You are asked to prove: There is a language X which is in P, such that the language π(X) is NP complete. Because in this case, since P is closed under the operation π, π(X) is also in P, which means P = NP. The idea is: Define a language X, which consists of strings that are YES-instances of an NP-complete problem, followed by an oracle that proves the instance is a YES-instance. The details are a bit tricky.
Define an encoding of instances of the travelling salesman problem: The encoding starts with the number n of cities in decimal notation, a comma, the number K which is the maximum length of a tour, an opening bracket, n * (n-1) / 2 distances in decimal notation, separated by commas if there is more than one distance, and a closing bracket. It is easy to determine that a string is such an encoding of a TSP instance.

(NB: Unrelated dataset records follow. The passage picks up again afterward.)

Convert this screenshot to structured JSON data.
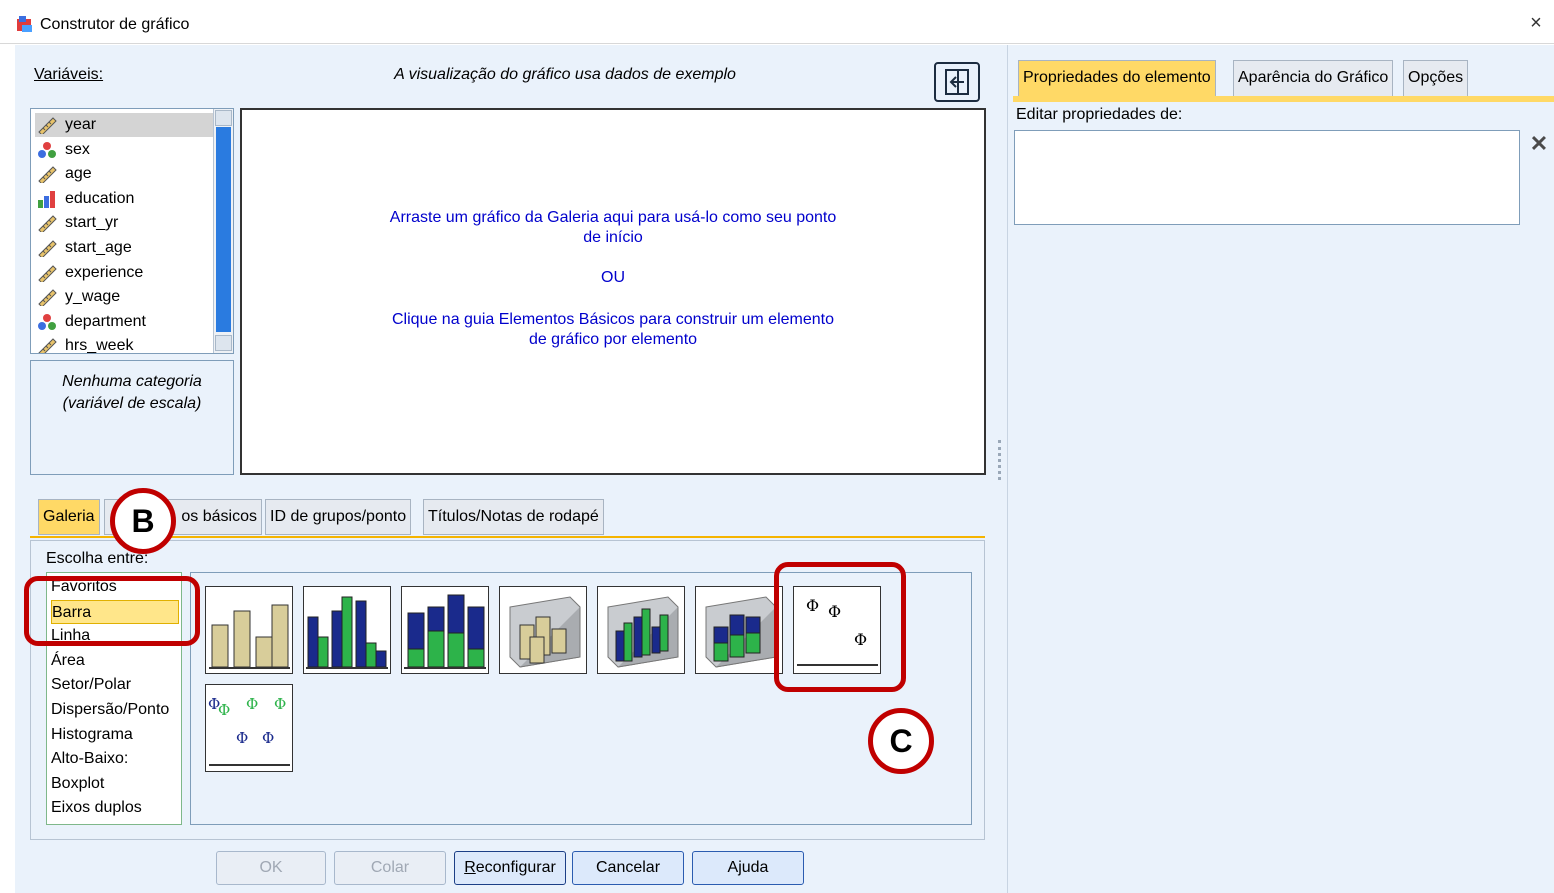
{
  "window": {
    "title": "Construtor de gráfico",
    "close_symbol": "×"
  },
  "left": {
    "variables_label": "Variáveis:",
    "preview_note": "A visualização do gráfico usa dados de exemplo",
    "variables": [
      {
        "name": "year",
        "icon": "ruler-scale-icon",
        "selected": true
      },
      {
        "name": "sex",
        "icon": "nominal-balls-icon"
      },
      {
        "name": "age",
        "icon": "ruler-scale-icon"
      },
      {
        "name": "education",
        "icon": "ordinal-bars-icon"
      },
      {
        "name": "start_yr",
        "icon": "ruler-scale-icon"
      },
      {
        "name": "start_age",
        "icon": "ruler-scale-icon"
      },
      {
        "name": "experience",
        "icon": "ruler-scale-icon"
      },
      {
        "name": "y_wage",
        "icon": "ruler-scale-icon"
      },
      {
        "name": "department",
        "icon": "nominal-balls-icon"
      },
      {
        "name": "hrs_week",
        "icon": "ruler-scale-icon"
      }
    ],
    "category_note_line1": "Nenhuma categoria",
    "category_note_line2": "(variável de escala)",
    "canvas": {
      "line1": "Arraste um gráfico da Galeria aqui para usá-lo como seu ponto",
      "line2": "de início",
      "or": "OU",
      "line3": "Clique na guia Elementos Básicos para construir um elemento",
      "line4": "de gráfico por elemento"
    },
    "tabs": [
      {
        "label": "Galeria",
        "active": true
      },
      {
        "label": "Elementos básicos",
        "visible_text": "os básicos"
      },
      {
        "label": "ID de grupos/ponto"
      },
      {
        "label": "Títulos/Notas de rodapé"
      }
    ],
    "choose_label": "Escolha entre:",
    "chart_types": [
      "Favoritos",
      "Barra",
      "Linha",
      "Área",
      "Setor/Polar",
      "Dispersão/Ponto",
      "Histograma",
      "Alto-Baixo:",
      "Boxplot",
      "Eixos duplos"
    ],
    "selected_type": "Barra",
    "gallery_thumbs": [
      "simple-bar",
      "clustered-bar",
      "stacked-bar",
      "simple-3d-bar",
      "clustered-3d-bar",
      "stacked-3d-bar",
      "simple-error-bar",
      "clustered-error-bar"
    ]
  },
  "buttons": {
    "ok": "OK",
    "paste": "Colar",
    "reset_pre": "",
    "reset_ul": "R",
    "reset_post": "econfigurar",
    "cancel": "Cancelar",
    "help": "Ajuda"
  },
  "right": {
    "tabs": [
      {
        "label": "Propriedades do elemento",
        "active": true
      },
      {
        "label": "Aparência do Gráfico"
      },
      {
        "label": "Opções"
      }
    ],
    "edit_label": "Editar propriedades de:"
  },
  "annotations": {
    "b": "B",
    "c": "C"
  },
  "colors": {
    "accent_tab": "#ffd966",
    "bar_tan": "#d8cd9a",
    "bar_navy": "#1a2a8c",
    "bar_green": "#2db34a",
    "marker": "#c00000",
    "link_text": "#0000cc"
  }
}
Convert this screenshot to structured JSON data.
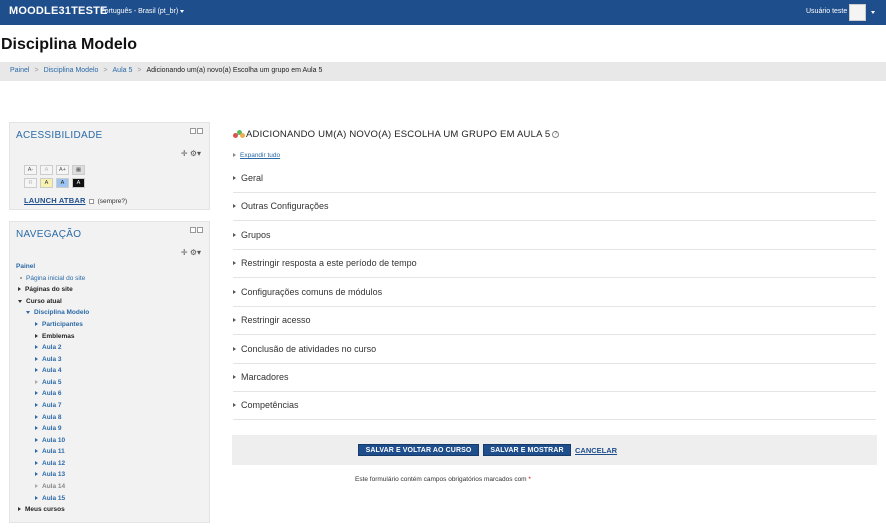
{
  "navbar": {
    "brand": "MOODLE31TESTE",
    "language": "Português - Brasil (pt_br)",
    "user_name": "Usuário teste"
  },
  "page": {
    "title": "Disciplina Modelo"
  },
  "breadcrumb": [
    {
      "label": "Painel",
      "link": true
    },
    {
      "label": "Disciplina Modelo",
      "link": true
    },
    {
      "label": "Aula 5",
      "link": true
    },
    {
      "label": "Adicionando um(a) novo(a) Escolha um grupo em Aula 5",
      "link": false
    }
  ],
  "accessibility": {
    "title": "ACESSIBILIDADE",
    "font_buttons": [
      "A-",
      "A",
      "A+"
    ],
    "color_buttons": [
      "R",
      "A",
      "A",
      "A"
    ],
    "launch_label": "LAUNCH ATBAR",
    "always_label": "(sempre?)"
  },
  "navigation": {
    "title": "NAVEGAÇÃO",
    "items": [
      {
        "label": "Painel"
      },
      {
        "label": "Página inicial do site"
      },
      {
        "label": "Páginas do site"
      },
      {
        "label": "Curso atual"
      },
      {
        "label": "Disciplina Modelo"
      },
      {
        "label": "Participantes"
      },
      {
        "label": "Emblemas"
      },
      {
        "label": "Aula 2"
      },
      {
        "label": "Aula 3"
      },
      {
        "label": "Aula 4"
      },
      {
        "label": "Aula 5"
      },
      {
        "label": "Aula 6"
      },
      {
        "label": "Aula 7"
      },
      {
        "label": "Aula 8"
      },
      {
        "label": "Aula 9"
      },
      {
        "label": "Aula 10"
      },
      {
        "label": "Aula 11"
      },
      {
        "label": "Aula 12"
      },
      {
        "label": "Aula 13"
      },
      {
        "label": "Aula 14"
      },
      {
        "label": "Aula 15"
      },
      {
        "label": "Meus cursos"
      }
    ]
  },
  "main": {
    "heading": "ADICIONANDO UM(A) NOVO(A) ESCOLHA UM GRUPO EM AULA 5",
    "expand_all": "Expandir tudo",
    "sections": [
      "Geral",
      "Outras Configurações",
      "Grupos",
      "Restringir resposta a este período de tempo",
      "Configurações comuns de módulos",
      "Restringir acesso",
      "Conclusão de atividades no curso",
      "Marcadores",
      "Competências"
    ],
    "buttons": {
      "save_return": "SALVAR E VOLTAR AO CURSO",
      "save_show": "SALVAR E MOSTRAR",
      "cancel": "CANCELAR"
    },
    "required_note": "Este formulário contém campos obrigatórios marcados com",
    "required_star": "*"
  },
  "colors": {
    "navbar": "#1f4e8c",
    "link": "#2b6aa7",
    "breadcrumb_bg": "#e8e8e8",
    "block_bg": "#f2f2f2"
  }
}
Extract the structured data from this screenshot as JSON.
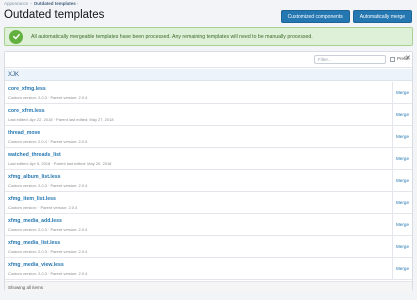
{
  "breadcrumb": {
    "parent": "Appearance",
    "current": "Outdated templates",
    "chevron": "›"
  },
  "page_title": "Outdated templates",
  "buttons": {
    "customized_components": "Customized components",
    "automatically_merge": "Automatically merge"
  },
  "notice": {
    "icon": "check-circle-icon",
    "text": "All automatically mergeable templates have been processed. Any remaining templates will need to be manually processed."
  },
  "filter": {
    "placeholder": "Filter...",
    "prefix_label": "Prefix",
    "clear_glyph": "✕"
  },
  "group": {
    "name": "XJK"
  },
  "templates": [
    {
      "name": "core_xfmg.less",
      "meta": "Custom version: 2.0.3 · Parent version: 2.0.4",
      "action": "Merge"
    },
    {
      "name": "core_xfrm.less",
      "meta": "Last edited: Apr 22, 2018 · Parent last edited: May 27, 2018",
      "action": "Merge"
    },
    {
      "name": "thread_move",
      "meta": "Custom version: 2.0.4 · Parent version: 2.0.5",
      "action": "Merge"
    },
    {
      "name": "watched_threads_list",
      "meta": "Last edited: Apr 5, 2018 · Parent last edited: May 20, 2018",
      "action": "Merge"
    },
    {
      "name": "xfmg_album_list.less",
      "meta": "Custom version: 2.0.3 · Parent version: 2.0.4",
      "action": "Merge"
    },
    {
      "name": "xfmg_item_list.less",
      "meta": "Custom version: · Parent version: 2.0.4",
      "action": "Merge"
    },
    {
      "name": "xfmg_media_add.less",
      "meta": "Custom version: 2.0.3 · Parent version: 2.0.4",
      "action": "Merge"
    },
    {
      "name": "xfmg_media_list.less",
      "meta": "Custom version: 2.0.3 · Parent version: 2.0.4",
      "action": "Merge"
    },
    {
      "name": "xfmg_media_view.less",
      "meta": "Custom version: 2.0.3 · Parent version: 2.0.4",
      "action": "Merge"
    }
  ],
  "footer": {
    "text": "Showing all items"
  }
}
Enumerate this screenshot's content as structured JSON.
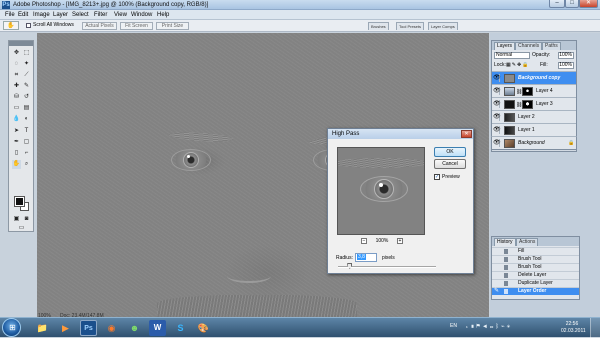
{
  "window": {
    "app_icon": "Ps",
    "title": "Adobe Photoshop - [IMG_8213+.jpg @ 100% (Background copy, RGB/8)]",
    "controls": {
      "minimize": "–",
      "maximize": "□",
      "close": "✕"
    }
  },
  "menu": {
    "items": [
      "File",
      "Edit",
      "Image",
      "Layer",
      "Select",
      "Filter",
      "View",
      "Window",
      "Help"
    ]
  },
  "options_bar": {
    "tool_icon": "hand-icon",
    "scroll_all_windows_label": "Scroll All Windows",
    "buttons": [
      "Actual Pixels",
      "Fit Screen",
      "Print Size"
    ]
  },
  "palette_well": {
    "tabs": [
      "Brushes",
      "Tool Presets",
      "Layer Comps"
    ]
  },
  "layers_panel": {
    "tabs": [
      "Layers",
      "Channels",
      "Paths"
    ],
    "blend_mode": "Normal",
    "opacity_label": "Opacity:",
    "opacity_value": "100%",
    "lock_label": "Lock:",
    "fill_label": "Fill:",
    "fill_value": "100%",
    "layers": [
      {
        "name": "Background copy",
        "selected": true
      },
      {
        "name": "Layer 4",
        "selected": false
      },
      {
        "name": "Layer 3",
        "selected": false
      },
      {
        "name": "Layer 2",
        "selected": false
      },
      {
        "name": "Layer 1",
        "selected": false
      },
      {
        "name": "Background",
        "selected": false
      }
    ]
  },
  "history_panel": {
    "tabs": [
      "History",
      "Actions"
    ],
    "items": [
      {
        "label": "Fill",
        "selected": false
      },
      {
        "label": "Brush Tool",
        "selected": false
      },
      {
        "label": "Brush Tool",
        "selected": false
      },
      {
        "label": "Delete Layer",
        "selected": false
      },
      {
        "label": "Duplicate Layer",
        "selected": false
      },
      {
        "label": "Layer Order",
        "selected": true
      }
    ]
  },
  "dialog": {
    "title": "High Pass",
    "close": "✕",
    "ok_label": "OK",
    "cancel_label": "Cancel",
    "preview_label": "Preview",
    "preview_checked": true,
    "zoom_value": "100%",
    "zoom_out": "−",
    "zoom_in": "+",
    "radius_label": "Radius:",
    "radius_value": "3,8",
    "radius_unit": "pixels",
    "radius_slider_fraction": 0.12
  },
  "status": {
    "zoom": "100%",
    "doc": "Doc: 23,4M/147,8M"
  },
  "taskbar": {
    "apps": [
      "windows-explorer-icon",
      "media-player-icon",
      "photoshop-icon",
      "firefox-icon",
      "messenger-icon",
      "word-icon",
      "skype-icon",
      "paint-icon"
    ],
    "language": "EN",
    "time": "22:56",
    "date": "02.03.2011"
  },
  "colors": {
    "accent_selection": "#3f8ef0",
    "canvas_gray": "#828282",
    "close_red": "#c8442c",
    "taskbar_blue": "#2f506f"
  }
}
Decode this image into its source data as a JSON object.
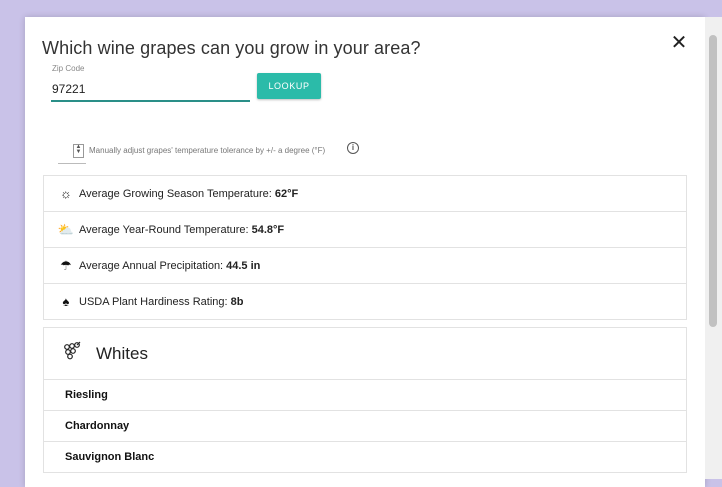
{
  "title": "Which wine grapes can you grow in your area?",
  "close_icon": "close-icon",
  "zip": {
    "label": "Zip Code",
    "value": "97221"
  },
  "lookup_label": "LOOKUP",
  "adjust": {
    "text": "Manually adjust grapes' temperature tolerance by +/- a degree (°F)",
    "stepper_icon": "stepper-icon",
    "info_icon": "info-icon"
  },
  "stats": [
    {
      "icon": "sun-icon",
      "label": "Average Growing Season Temperature:",
      "value": "62°F"
    },
    {
      "icon": "partly-cloudy-icon",
      "label": "Average Year-Round Temperature:",
      "value": "54.8°F"
    },
    {
      "icon": "umbrella-icon",
      "label": "Average Annual Precipitation:",
      "value": "44.5 in"
    },
    {
      "icon": "plant-icon",
      "label": "USDA Plant Hardiness Rating:",
      "value": "8b"
    }
  ],
  "whites": {
    "icon": "grapes-icon",
    "title": "Whites",
    "items": [
      "Riesling",
      "Chardonnay",
      "Sauvignon Blanc"
    ]
  },
  "colors": {
    "accent": "#2bbba9",
    "underline": "#2a8f88",
    "background": "#c9c2e8"
  }
}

We define the language L as follows: Each string in L consists of the encoding of a TSP instance with answer "YES", followed by hyphen characters "-" to exactly double the length of the string so far, followed by a permutation of the numbers 1 to n in decimal notation, separated by commas, such that starting at town 1, then visiting towns in the given order, produces a cyclic tour with length at most K.
The language L is clearly in P. The language π(L) consists of strings that are the encoding of a YES-instance of TSP, followed by some number of hyphens, and if there are enough hyphens, part or whole of an oracle. Because the oracle is much shorter than the encoded instance, π(L) contains some strings that are just encoded TSP instances, followed by hyphens. But for these strings, deciding that they are in π(L) is hard, as hard as deciding that an ordinary instance of TSP is a YES-instance. So π(L) is NP-complete.
And if π(L) is also in P as assumed, then P = NP.